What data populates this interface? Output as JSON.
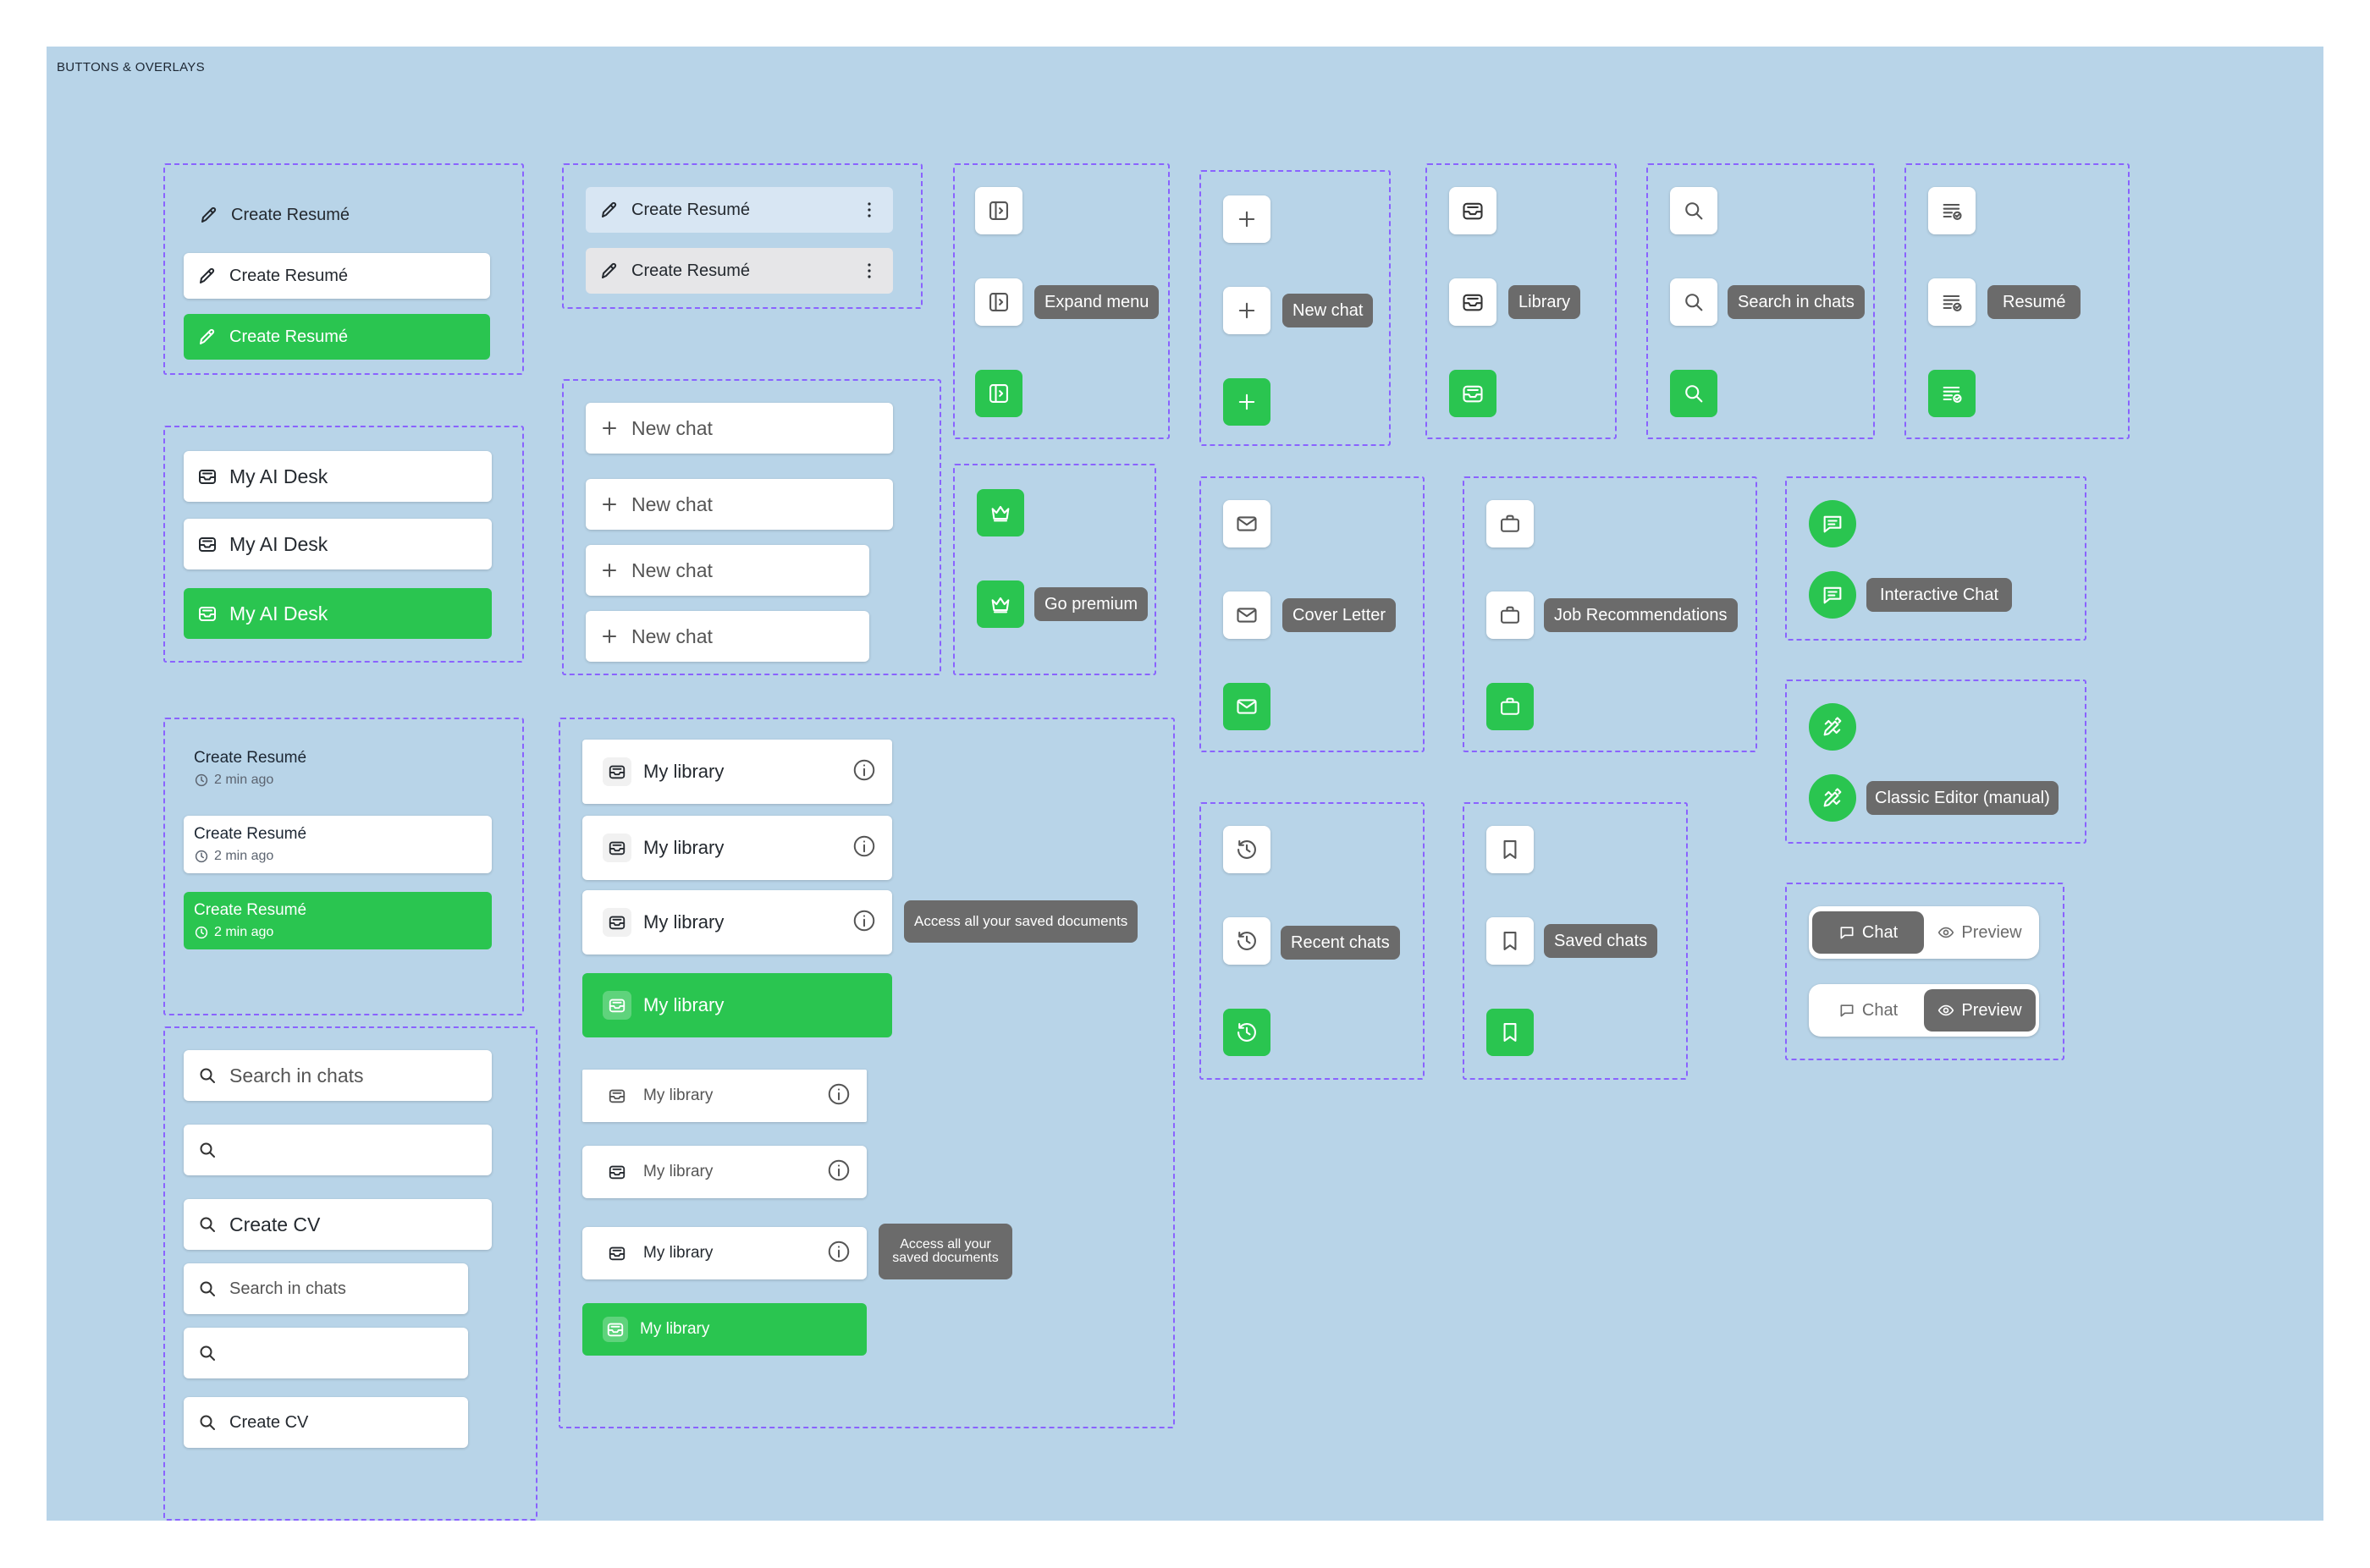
{
  "canvas": {
    "title": "BUTTONS & OVERLAYS"
  },
  "colors": {
    "canvas": "#b8d4e8",
    "accent_green": "#2ac550",
    "tooltip_gray": "#6b6b6b",
    "frame_dashed": "#8a63ff"
  },
  "create_resume": {
    "label": "Create Resumé",
    "icon": "pencil-icon"
  },
  "create_resume_more": {
    "label": "Create Resumé",
    "icon": "pencil-icon",
    "menu_icon": "kebab-icon"
  },
  "my_ai_desk": {
    "label": "My AI Desk",
    "icon": "inbox-icon"
  },
  "new_chat_list": {
    "label": "New chat",
    "icon": "plus-icon"
  },
  "recent_item": {
    "title": "Create Resumé",
    "time": "2 min ago"
  },
  "my_library": {
    "label": "My library",
    "tooltip": "Access all your saved documents"
  },
  "search": {
    "items": [
      "Search in chats",
      "",
      "Create CV"
    ]
  },
  "icon_buttons": {
    "expand_menu": "Expand menu",
    "new_chat": "New chat",
    "library": "Library",
    "search_in_chats": "Search in chats",
    "resume": "Resumé",
    "go_premium": "Go premium",
    "cover_letter": "Cover Letter",
    "job_recommendations": "Job Recommendations",
    "interactive_chat": "Interactive Chat",
    "recent_chats": "Recent chats",
    "saved_chats": "Saved chats",
    "classic_editor": "Classic Editor (manual)"
  },
  "toggle": {
    "chat": "Chat",
    "preview": "Preview"
  }
}
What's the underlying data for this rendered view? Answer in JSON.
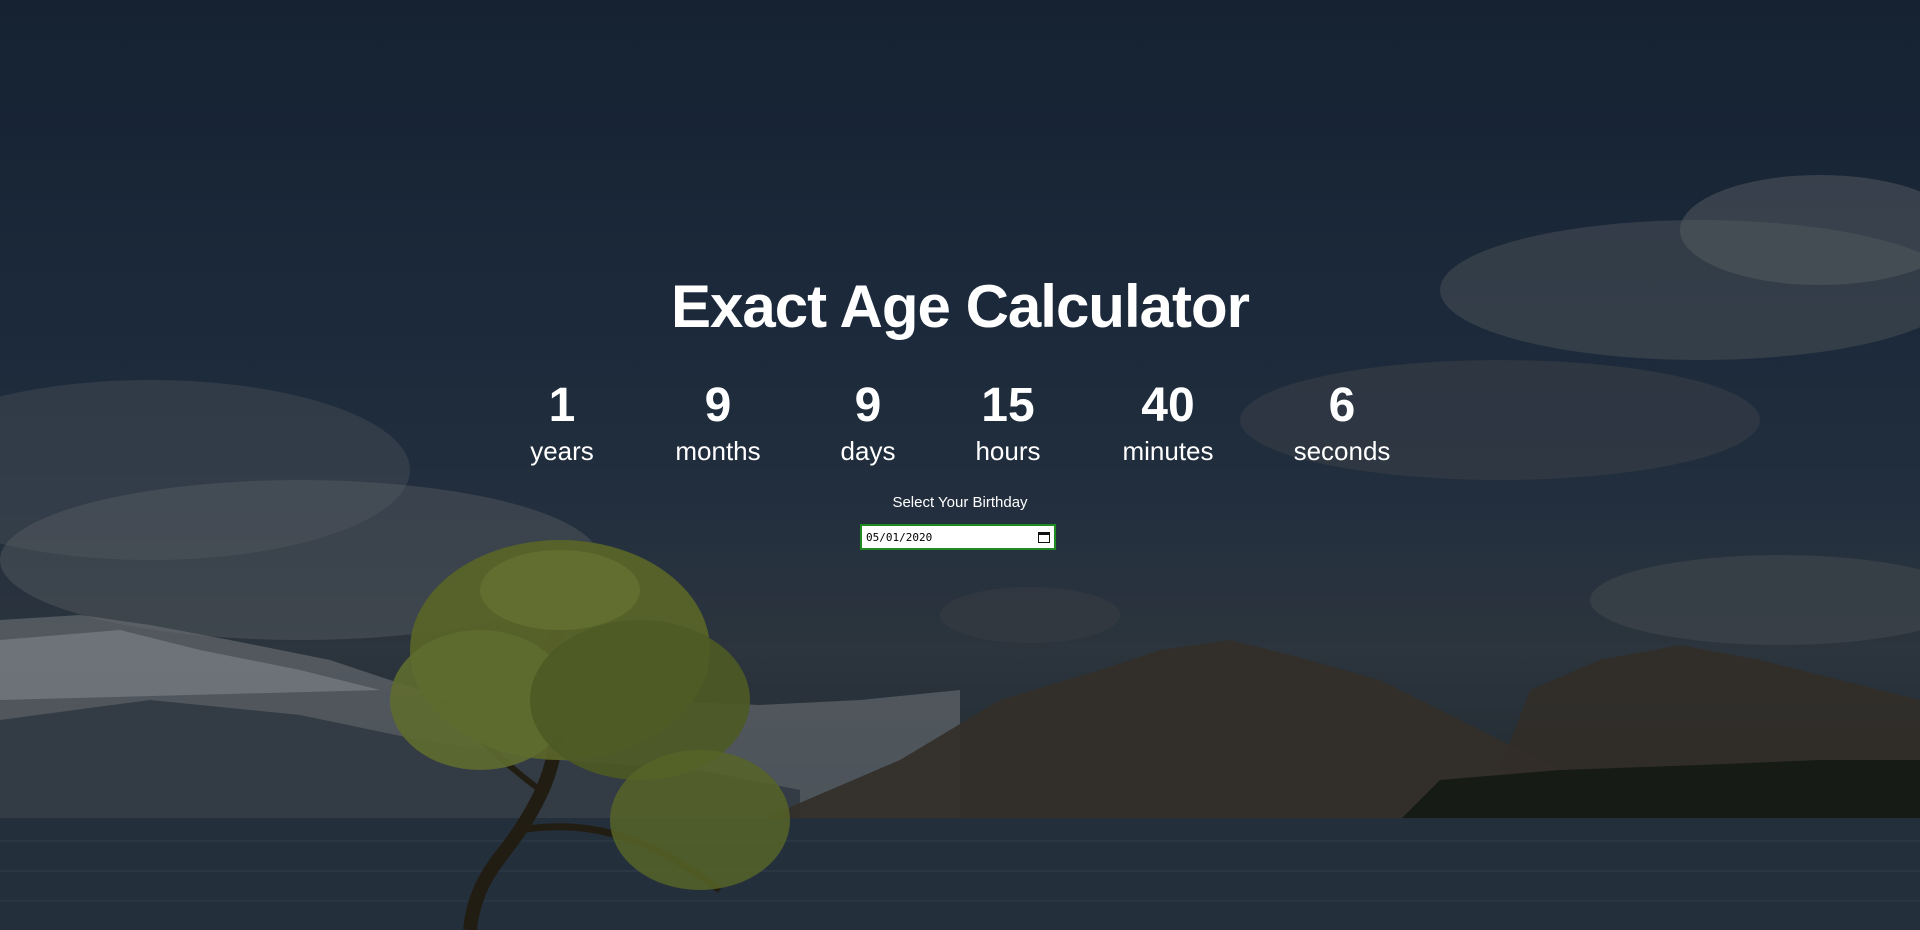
{
  "title": "Exact Age Calculator",
  "units": [
    {
      "value": "1",
      "label": "years"
    },
    {
      "value": "9",
      "label": "months"
    },
    {
      "value": "9",
      "label": "days"
    },
    {
      "value": "15",
      "label": "hours"
    },
    {
      "value": "40",
      "label": "minutes"
    },
    {
      "value": "6",
      "label": "seconds"
    }
  ],
  "picker": {
    "label": "Select Your Birthday",
    "value": "05/01/2020",
    "icon": "calendar-icon"
  },
  "colors": {
    "text": "#ffffff",
    "input_border": "#1f8a1f"
  }
}
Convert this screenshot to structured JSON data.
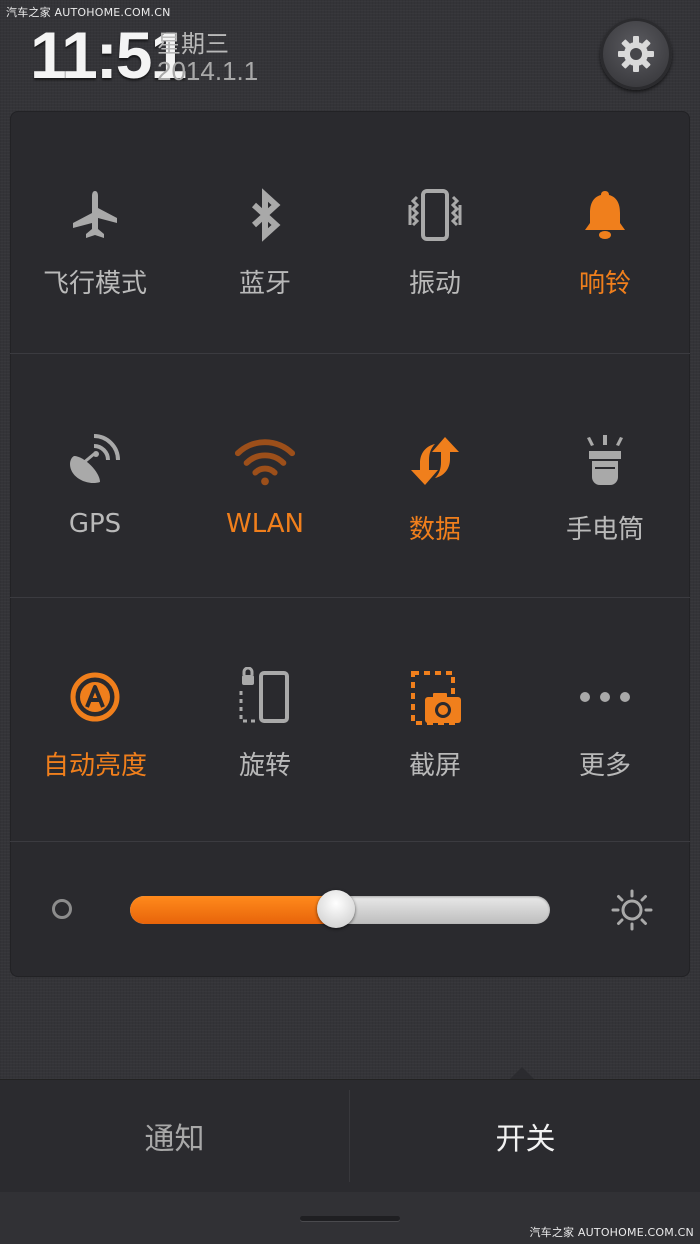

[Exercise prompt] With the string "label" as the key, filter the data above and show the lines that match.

[Task output]
    "label": "Create Resumé",
    "label": "Create Resumé",
    "label": "My AI Desk",
    "label": "New chat",
    "label": "My library",
      "label": "years"
      "label": "months"
      "label": "days"
      "label": "hours"
      "label": "minutes"
      "label": "seconds"
    "label": "Select Your Birthday",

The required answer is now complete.